DATA START
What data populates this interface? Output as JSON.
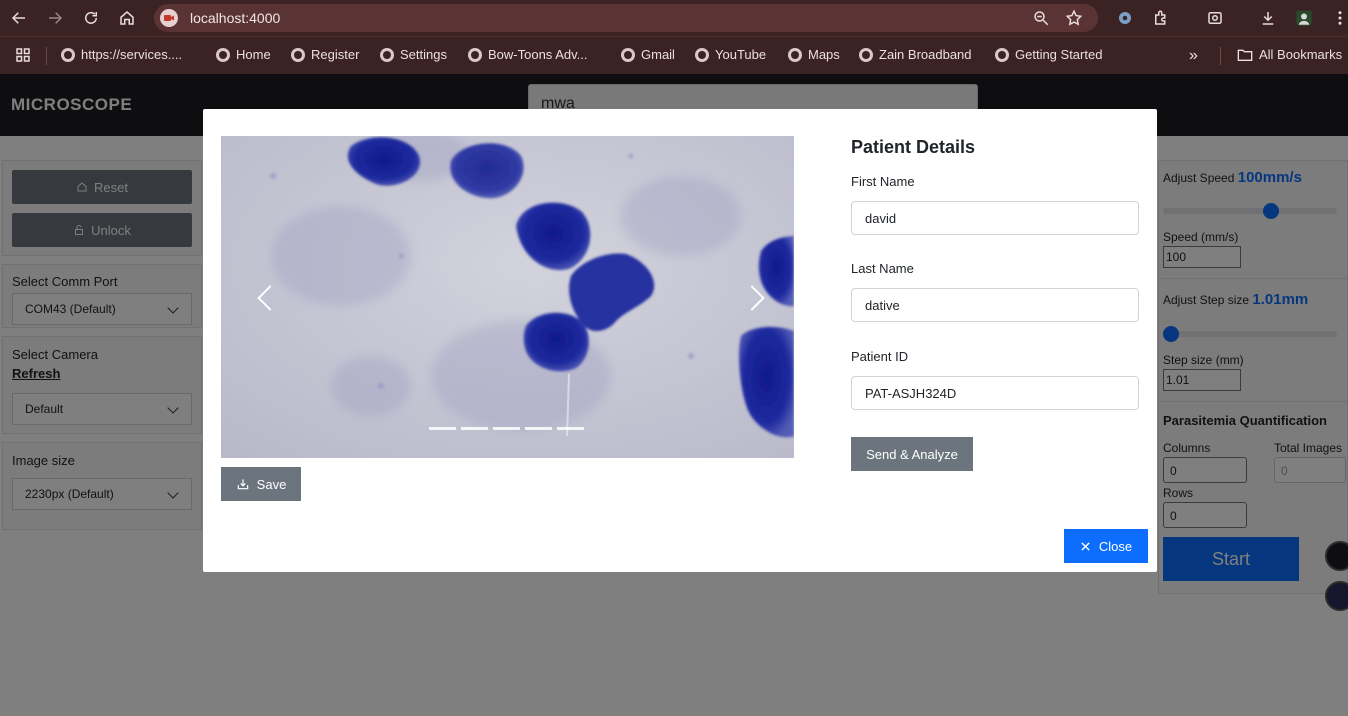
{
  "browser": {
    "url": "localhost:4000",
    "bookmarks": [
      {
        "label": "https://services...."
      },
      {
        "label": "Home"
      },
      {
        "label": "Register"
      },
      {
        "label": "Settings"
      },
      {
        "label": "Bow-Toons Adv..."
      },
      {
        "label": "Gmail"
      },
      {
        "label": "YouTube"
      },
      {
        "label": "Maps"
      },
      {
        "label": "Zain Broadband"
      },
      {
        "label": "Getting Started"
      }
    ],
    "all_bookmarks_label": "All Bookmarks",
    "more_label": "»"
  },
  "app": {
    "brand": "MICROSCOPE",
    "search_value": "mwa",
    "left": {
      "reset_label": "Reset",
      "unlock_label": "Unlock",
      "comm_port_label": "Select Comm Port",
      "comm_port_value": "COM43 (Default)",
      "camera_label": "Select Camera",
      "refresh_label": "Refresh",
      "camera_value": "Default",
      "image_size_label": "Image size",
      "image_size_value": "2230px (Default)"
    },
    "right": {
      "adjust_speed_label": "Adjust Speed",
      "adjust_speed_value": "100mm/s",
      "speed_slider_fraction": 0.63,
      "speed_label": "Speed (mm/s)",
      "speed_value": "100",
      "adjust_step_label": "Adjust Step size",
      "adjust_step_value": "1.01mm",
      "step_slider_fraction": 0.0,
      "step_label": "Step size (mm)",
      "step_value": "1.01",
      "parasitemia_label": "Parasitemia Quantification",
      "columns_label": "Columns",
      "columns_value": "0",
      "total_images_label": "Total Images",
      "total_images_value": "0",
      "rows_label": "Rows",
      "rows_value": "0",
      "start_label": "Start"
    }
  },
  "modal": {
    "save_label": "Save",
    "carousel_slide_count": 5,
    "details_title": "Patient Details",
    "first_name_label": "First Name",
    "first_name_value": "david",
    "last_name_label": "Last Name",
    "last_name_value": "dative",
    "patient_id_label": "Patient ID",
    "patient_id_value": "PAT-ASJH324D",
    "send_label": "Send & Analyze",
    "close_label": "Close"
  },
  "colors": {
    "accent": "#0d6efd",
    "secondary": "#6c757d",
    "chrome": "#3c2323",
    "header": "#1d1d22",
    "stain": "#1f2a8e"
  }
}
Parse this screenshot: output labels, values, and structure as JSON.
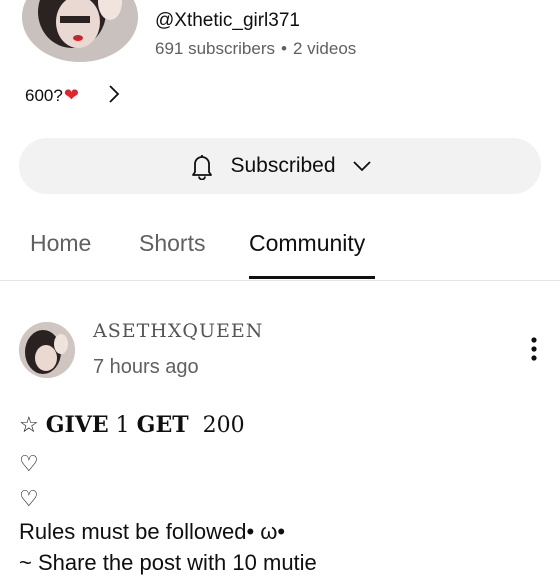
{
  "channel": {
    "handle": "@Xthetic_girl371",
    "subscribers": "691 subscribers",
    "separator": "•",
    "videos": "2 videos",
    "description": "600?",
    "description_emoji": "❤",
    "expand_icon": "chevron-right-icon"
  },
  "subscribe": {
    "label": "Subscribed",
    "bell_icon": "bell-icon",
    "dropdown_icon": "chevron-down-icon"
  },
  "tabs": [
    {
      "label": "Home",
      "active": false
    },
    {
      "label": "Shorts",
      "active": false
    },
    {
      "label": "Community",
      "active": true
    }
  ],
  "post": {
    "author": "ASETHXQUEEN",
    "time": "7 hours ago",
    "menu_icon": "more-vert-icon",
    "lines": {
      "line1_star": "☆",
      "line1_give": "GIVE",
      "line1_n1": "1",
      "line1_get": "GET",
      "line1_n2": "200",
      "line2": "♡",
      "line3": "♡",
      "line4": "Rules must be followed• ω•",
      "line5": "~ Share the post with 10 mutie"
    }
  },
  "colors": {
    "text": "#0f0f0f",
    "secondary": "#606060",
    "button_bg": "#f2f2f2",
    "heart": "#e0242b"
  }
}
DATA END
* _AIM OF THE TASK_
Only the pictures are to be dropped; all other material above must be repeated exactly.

* _TASK RESULT_
What data populates this interface? Output as JSON.
{
  "browser": {
    "url": "localhost:4000",
    "bookmarks": [
      {
        "label": "https://services...."
      },
      {
        "label": "Home"
      },
      {
        "label": "Register"
      },
      {
        "label": "Settings"
      },
      {
        "label": "Bow-Toons Adv..."
      },
      {
        "label": "Gmail"
      },
      {
        "label": "YouTube"
      },
      {
        "label": "Maps"
      },
      {
        "label": "Zain Broadband"
      },
      {
        "label": "Getting Started"
      }
    ],
    "all_bookmarks_label": "All Bookmarks",
    "more_label": "»"
  },
  "app": {
    "brand": "MICROSCOPE",
    "search_value": "mwa",
    "left": {
      "reset_label": "Reset",
      "unlock_label": "Unlock",
      "comm_port_label": "Select Comm Port",
      "comm_port_value": "COM43 (Default)",
      "camera_label": "Select Camera",
      "refresh_label": "Refresh",
      "camera_value": "Default",
      "image_size_label": "Image size",
      "image_size_value": "2230px (Default)"
    },
    "right": {
      "adjust_speed_label": "Adjust Speed",
      "adjust_speed_value": "100mm/s",
      "speed_slider_fraction": 0.63,
      "speed_label": "Speed (mm/s)",
      "speed_value": "100",
      "adjust_step_label": "Adjust Step size",
      "adjust_step_value": "1.01mm",
      "step_slider_fraction": 0.0,
      "step_label": "Step size (mm)",
      "step_value": "1.01",
      "parasitemia_label": "Parasitemia Quantification",
      "columns_label": "Columns",
      "columns_value": "0",
      "total_images_label": "Total Images",
      "total_images_value": "0",
      "rows_label": "Rows",
      "rows_value": "0",
      "start_label": "Start"
    }
  },
  "modal": {
    "save_label": "Save",
    "carousel_slide_count": 5,
    "details_title": "Patient Details",
    "first_name_label": "First Name",
    "first_name_value": "david",
    "last_name_label": "Last Name",
    "last_name_value": "dative",
    "patient_id_label": "Patient ID",
    "patient_id_value": "PAT-ASJH324D",
    "send_label": "Send & Analyze",
    "close_label": "Close"
  },
  "colors": {
    "accent": "#0d6efd",
    "secondary": "#6c757d",
    "chrome": "#3c2323",
    "header": "#1d1d22",
    "stain": "#1f2a8e"
  }
}
Parse this screenshot: output labels, values, and structure as JSON.
{
  "channel": {
    "handle": "@Xthetic_girl371",
    "subscribers": "691 subscribers",
    "separator": "•",
    "videos": "2 videos",
    "description": "600?",
    "description_emoji": "❤",
    "expand_icon": "chevron-right-icon"
  },
  "subscribe": {
    "label": "Subscribed",
    "bell_icon": "bell-icon",
    "dropdown_icon": "chevron-down-icon"
  },
  "tabs": [
    {
      "label": "Home",
      "active": false
    },
    {
      "label": "Shorts",
      "active": false
    },
    {
      "label": "Community",
      "active": true
    }
  ],
  "post": {
    "author": "ASETHXQUEEN",
    "time": "7 hours ago",
    "menu_icon": "more-vert-icon",
    "lines": {
      "line1_star": "☆",
      "line1_give": "GIVE",
      "line1_n1": "1",
      "line1_get": "GET",
      "line1_n2": "200",
      "line2": "♡",
      "line3": "♡",
      "line4": "Rules must be followed• ω•",
      "line5": "~ Share the post with 10 mutie"
    }
  },
  "colors": {
    "text": "#0f0f0f",
    "secondary": "#606060",
    "button_bg": "#f2f2f2",
    "heart": "#e0242b"
  }
}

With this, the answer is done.